Denis Lavant delivers a performance that is a true tour de force. So little time is spent with each character with us rarely learning even their names, but Lavant is able to make each feel complete. Watching his snap transition as he exits the back of the limousine is mind boggling. Many of his characters do not even speak, but he is able to tell us all that we need to know through his performance. The man has immense talent but the success comes from his complete devotion to character. I don’t know that there are many actors that would perform a stylized sex act in a motion capture suit, portray a sewer dwelling vagrant and cold blooded murderer, least of all checking each box in the same film. Regardless of your enjoyment of the film his ability and the strength of his performance cannot be denied; it is remarkably brave and impressive.
Let’s not forget to praise the warped mind of Leos Carax. He infuses a distinctiveness into each piece that allows them to feel singular while maintaining some thematic through line. I wouldn’t want to remove any piece from the whole because they do in fact work best together. It is interesting that the pieces become direr as the film progresses. As the night stumbles along the sadness of the stories crescendos subtly. Flights of fancy are forced to face the struggles of real life with the theme of death becoming the loudest speaker. It is a testament to both his writing and direction that he is able to make seemingly individual sections feel necessarily conjoined. He knows when to make the action frantic and when to slow it down and allows us to take our time in consuming the smaller moments. Your eyes will delight in the images that flood your screen whether or not you understand their purpose. The accordion interlude alone, which is marvelous and downright fun to watch, makes the entire ball of confusion worth the time. I would happily start every morning by simply watching this interlude.

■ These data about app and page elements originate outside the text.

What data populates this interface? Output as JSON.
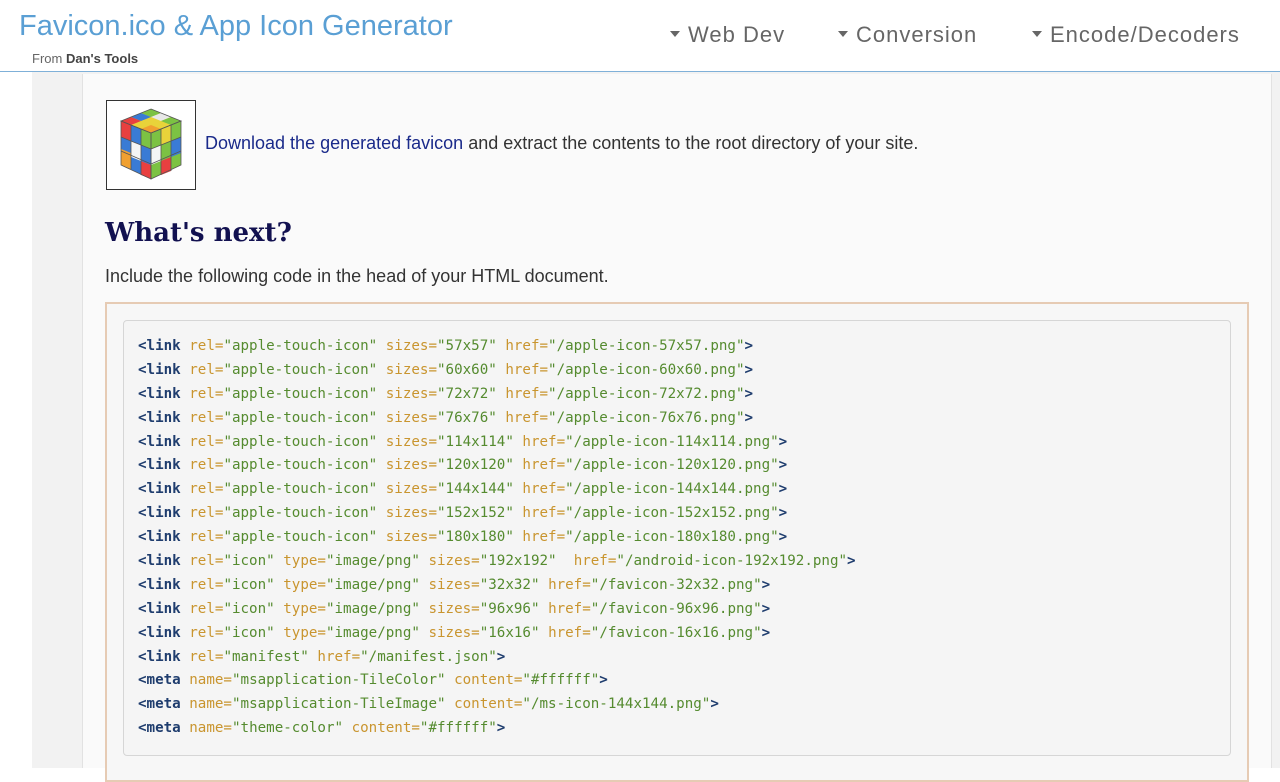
{
  "header": {
    "title": "Favicon.ico & App Icon Generator",
    "subtitle_prefix": "From",
    "subtitle_brand": "Dan's Tools",
    "nav": [
      {
        "label": "Web Dev"
      },
      {
        "label": "Conversion"
      },
      {
        "label": "Encode/Decoders"
      }
    ]
  },
  "result": {
    "icon_name": "rubiks-cube-icon",
    "download_link": "Download the generated favicon",
    "download_rest": " and extract the contents to the root directory of your site."
  },
  "next": {
    "heading": "What's next?",
    "intro": "Include the following code in the head of your HTML document."
  },
  "code": [
    [
      {
        "t": "tag",
        "v": "<link"
      },
      {
        "t": "sp",
        "v": " "
      },
      {
        "t": "attr",
        "v": "rel="
      },
      {
        "t": "val",
        "v": "\"apple-touch-icon\""
      },
      {
        "t": "sp",
        "v": " "
      },
      {
        "t": "attr",
        "v": "sizes="
      },
      {
        "t": "val",
        "v": "\"57x57\""
      },
      {
        "t": "sp",
        "v": " "
      },
      {
        "t": "attr",
        "v": "href="
      },
      {
        "t": "val",
        "v": "\"/apple-icon-57x57.png\""
      },
      {
        "t": "tag",
        "v": ">"
      }
    ],
    [
      {
        "t": "tag",
        "v": "<link"
      },
      {
        "t": "sp",
        "v": " "
      },
      {
        "t": "attr",
        "v": "rel="
      },
      {
        "t": "val",
        "v": "\"apple-touch-icon\""
      },
      {
        "t": "sp",
        "v": " "
      },
      {
        "t": "attr",
        "v": "sizes="
      },
      {
        "t": "val",
        "v": "\"60x60\""
      },
      {
        "t": "sp",
        "v": " "
      },
      {
        "t": "attr",
        "v": "href="
      },
      {
        "t": "val",
        "v": "\"/apple-icon-60x60.png\""
      },
      {
        "t": "tag",
        "v": ">"
      }
    ],
    [
      {
        "t": "tag",
        "v": "<link"
      },
      {
        "t": "sp",
        "v": " "
      },
      {
        "t": "attr",
        "v": "rel="
      },
      {
        "t": "val",
        "v": "\"apple-touch-icon\""
      },
      {
        "t": "sp",
        "v": " "
      },
      {
        "t": "attr",
        "v": "sizes="
      },
      {
        "t": "val",
        "v": "\"72x72\""
      },
      {
        "t": "sp",
        "v": " "
      },
      {
        "t": "attr",
        "v": "href="
      },
      {
        "t": "val",
        "v": "\"/apple-icon-72x72.png\""
      },
      {
        "t": "tag",
        "v": ">"
      }
    ],
    [
      {
        "t": "tag",
        "v": "<link"
      },
      {
        "t": "sp",
        "v": " "
      },
      {
        "t": "attr",
        "v": "rel="
      },
      {
        "t": "val",
        "v": "\"apple-touch-icon\""
      },
      {
        "t": "sp",
        "v": " "
      },
      {
        "t": "attr",
        "v": "sizes="
      },
      {
        "t": "val",
        "v": "\"76x76\""
      },
      {
        "t": "sp",
        "v": " "
      },
      {
        "t": "attr",
        "v": "href="
      },
      {
        "t": "val",
        "v": "\"/apple-icon-76x76.png\""
      },
      {
        "t": "tag",
        "v": ">"
      }
    ],
    [
      {
        "t": "tag",
        "v": "<link"
      },
      {
        "t": "sp",
        "v": " "
      },
      {
        "t": "attr",
        "v": "rel="
      },
      {
        "t": "val",
        "v": "\"apple-touch-icon\""
      },
      {
        "t": "sp",
        "v": " "
      },
      {
        "t": "attr",
        "v": "sizes="
      },
      {
        "t": "val",
        "v": "\"114x114\""
      },
      {
        "t": "sp",
        "v": " "
      },
      {
        "t": "attr",
        "v": "href="
      },
      {
        "t": "val",
        "v": "\"/apple-icon-114x114.png\""
      },
      {
        "t": "tag",
        "v": ">"
      }
    ],
    [
      {
        "t": "tag",
        "v": "<link"
      },
      {
        "t": "sp",
        "v": " "
      },
      {
        "t": "attr",
        "v": "rel="
      },
      {
        "t": "val",
        "v": "\"apple-touch-icon\""
      },
      {
        "t": "sp",
        "v": " "
      },
      {
        "t": "attr",
        "v": "sizes="
      },
      {
        "t": "val",
        "v": "\"120x120\""
      },
      {
        "t": "sp",
        "v": " "
      },
      {
        "t": "attr",
        "v": "href="
      },
      {
        "t": "val",
        "v": "\"/apple-icon-120x120.png\""
      },
      {
        "t": "tag",
        "v": ">"
      }
    ],
    [
      {
        "t": "tag",
        "v": "<link"
      },
      {
        "t": "sp",
        "v": " "
      },
      {
        "t": "attr",
        "v": "rel="
      },
      {
        "t": "val",
        "v": "\"apple-touch-icon\""
      },
      {
        "t": "sp",
        "v": " "
      },
      {
        "t": "attr",
        "v": "sizes="
      },
      {
        "t": "val",
        "v": "\"144x144\""
      },
      {
        "t": "sp",
        "v": " "
      },
      {
        "t": "attr",
        "v": "href="
      },
      {
        "t": "val",
        "v": "\"/apple-icon-144x144.png\""
      },
      {
        "t": "tag",
        "v": ">"
      }
    ],
    [
      {
        "t": "tag",
        "v": "<link"
      },
      {
        "t": "sp",
        "v": " "
      },
      {
        "t": "attr",
        "v": "rel="
      },
      {
        "t": "val",
        "v": "\"apple-touch-icon\""
      },
      {
        "t": "sp",
        "v": " "
      },
      {
        "t": "attr",
        "v": "sizes="
      },
      {
        "t": "val",
        "v": "\"152x152\""
      },
      {
        "t": "sp",
        "v": " "
      },
      {
        "t": "attr",
        "v": "href="
      },
      {
        "t": "val",
        "v": "\"/apple-icon-152x152.png\""
      },
      {
        "t": "tag",
        "v": ">"
      }
    ],
    [
      {
        "t": "tag",
        "v": "<link"
      },
      {
        "t": "sp",
        "v": " "
      },
      {
        "t": "attr",
        "v": "rel="
      },
      {
        "t": "val",
        "v": "\"apple-touch-icon\""
      },
      {
        "t": "sp",
        "v": " "
      },
      {
        "t": "attr",
        "v": "sizes="
      },
      {
        "t": "val",
        "v": "\"180x180\""
      },
      {
        "t": "sp",
        "v": " "
      },
      {
        "t": "attr",
        "v": "href="
      },
      {
        "t": "val",
        "v": "\"/apple-icon-180x180.png\""
      },
      {
        "t": "tag",
        "v": ">"
      }
    ],
    [
      {
        "t": "tag",
        "v": "<link"
      },
      {
        "t": "sp",
        "v": " "
      },
      {
        "t": "attr",
        "v": "rel="
      },
      {
        "t": "val",
        "v": "\"icon\""
      },
      {
        "t": "sp",
        "v": " "
      },
      {
        "t": "attr",
        "v": "type="
      },
      {
        "t": "val",
        "v": "\"image/png\""
      },
      {
        "t": "sp",
        "v": " "
      },
      {
        "t": "attr",
        "v": "sizes="
      },
      {
        "t": "val",
        "v": "\"192x192\""
      },
      {
        "t": "sp",
        "v": "  "
      },
      {
        "t": "attr",
        "v": "href="
      },
      {
        "t": "val",
        "v": "\"/android-icon-192x192.png\""
      },
      {
        "t": "tag",
        "v": ">"
      }
    ],
    [
      {
        "t": "tag",
        "v": "<link"
      },
      {
        "t": "sp",
        "v": " "
      },
      {
        "t": "attr",
        "v": "rel="
      },
      {
        "t": "val",
        "v": "\"icon\""
      },
      {
        "t": "sp",
        "v": " "
      },
      {
        "t": "attr",
        "v": "type="
      },
      {
        "t": "val",
        "v": "\"image/png\""
      },
      {
        "t": "sp",
        "v": " "
      },
      {
        "t": "attr",
        "v": "sizes="
      },
      {
        "t": "val",
        "v": "\"32x32\""
      },
      {
        "t": "sp",
        "v": " "
      },
      {
        "t": "attr",
        "v": "href="
      },
      {
        "t": "val",
        "v": "\"/favicon-32x32.png\""
      },
      {
        "t": "tag",
        "v": ">"
      }
    ],
    [
      {
        "t": "tag",
        "v": "<link"
      },
      {
        "t": "sp",
        "v": " "
      },
      {
        "t": "attr",
        "v": "rel="
      },
      {
        "t": "val",
        "v": "\"icon\""
      },
      {
        "t": "sp",
        "v": " "
      },
      {
        "t": "attr",
        "v": "type="
      },
      {
        "t": "val",
        "v": "\"image/png\""
      },
      {
        "t": "sp",
        "v": " "
      },
      {
        "t": "attr",
        "v": "sizes="
      },
      {
        "t": "val",
        "v": "\"96x96\""
      },
      {
        "t": "sp",
        "v": " "
      },
      {
        "t": "attr",
        "v": "href="
      },
      {
        "t": "val",
        "v": "\"/favicon-96x96.png\""
      },
      {
        "t": "tag",
        "v": ">"
      }
    ],
    [
      {
        "t": "tag",
        "v": "<link"
      },
      {
        "t": "sp",
        "v": " "
      },
      {
        "t": "attr",
        "v": "rel="
      },
      {
        "t": "val",
        "v": "\"icon\""
      },
      {
        "t": "sp",
        "v": " "
      },
      {
        "t": "attr",
        "v": "type="
      },
      {
        "t": "val",
        "v": "\"image/png\""
      },
      {
        "t": "sp",
        "v": " "
      },
      {
        "t": "attr",
        "v": "sizes="
      },
      {
        "t": "val",
        "v": "\"16x16\""
      },
      {
        "t": "sp",
        "v": " "
      },
      {
        "t": "attr",
        "v": "href="
      },
      {
        "t": "val",
        "v": "\"/favicon-16x16.png\""
      },
      {
        "t": "tag",
        "v": ">"
      }
    ],
    [
      {
        "t": "tag",
        "v": "<link"
      },
      {
        "t": "sp",
        "v": " "
      },
      {
        "t": "attr",
        "v": "rel="
      },
      {
        "t": "val",
        "v": "\"manifest\""
      },
      {
        "t": "sp",
        "v": " "
      },
      {
        "t": "attr",
        "v": "href="
      },
      {
        "t": "val",
        "v": "\"/manifest.json\""
      },
      {
        "t": "tag",
        "v": ">"
      }
    ],
    [
      {
        "t": "tag",
        "v": "<meta"
      },
      {
        "t": "sp",
        "v": " "
      },
      {
        "t": "attr",
        "v": "name="
      },
      {
        "t": "val",
        "v": "\"msapplication-TileColor\""
      },
      {
        "t": "sp",
        "v": " "
      },
      {
        "t": "attr",
        "v": "content="
      },
      {
        "t": "val",
        "v": "\"#ffffff\""
      },
      {
        "t": "tag",
        "v": ">"
      }
    ],
    [
      {
        "t": "tag",
        "v": "<meta"
      },
      {
        "t": "sp",
        "v": " "
      },
      {
        "t": "attr",
        "v": "name="
      },
      {
        "t": "val",
        "v": "\"msapplication-TileImage\""
      },
      {
        "t": "sp",
        "v": " "
      },
      {
        "t": "attr",
        "v": "content="
      },
      {
        "t": "val",
        "v": "\"/ms-icon-144x144.png\""
      },
      {
        "t": "tag",
        "v": ">"
      }
    ],
    [
      {
        "t": "tag",
        "v": "<meta"
      },
      {
        "t": "sp",
        "v": " "
      },
      {
        "t": "attr",
        "v": "name="
      },
      {
        "t": "val",
        "v": "\"theme-color\""
      },
      {
        "t": "sp",
        "v": " "
      },
      {
        "t": "attr",
        "v": "content="
      },
      {
        "t": "val",
        "v": "\"#ffffff\""
      },
      {
        "t": "tag",
        "v": ">"
      }
    ]
  ]
}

The film is ultimately confusing and I do not know that even repeat viewings will provide you with answers to its desired message, but the time you spend with the film will leave a lasting impression.
It’s sometimes nice to just sit back and enjoy a film that demands little from you. On the other hand, it can be really interesting to take in something more challenging. They can offer you a gateway to a style that you never thought you’d like and can leave your brain reeling. Holy Motors is by no means an easy film. It truly is a film that you do not watch but rather experience. Denis Lavant confidently strides onto the screen with a performance that will baffle your senses. He inhabits multiple characters so fully as to make you forget the man that drifts between them. Writer/director Leos Carax makes strong choices that result in a spectacle for the eyes. The film is admittedly hard to understand and is perhaps best enjoyed by not trying to find its root. Holy Motors is a beautifully confusing surreal film that challenges the very idea of its medium. Make it a fully surreal experience and preface it with an appetizer of Luis Buñuel’s Un chien andalou, although the combination will probably leave you feeling all weird inside.
Talk with Derek about other foreign films and follow him on Twitter @DerekDeskins.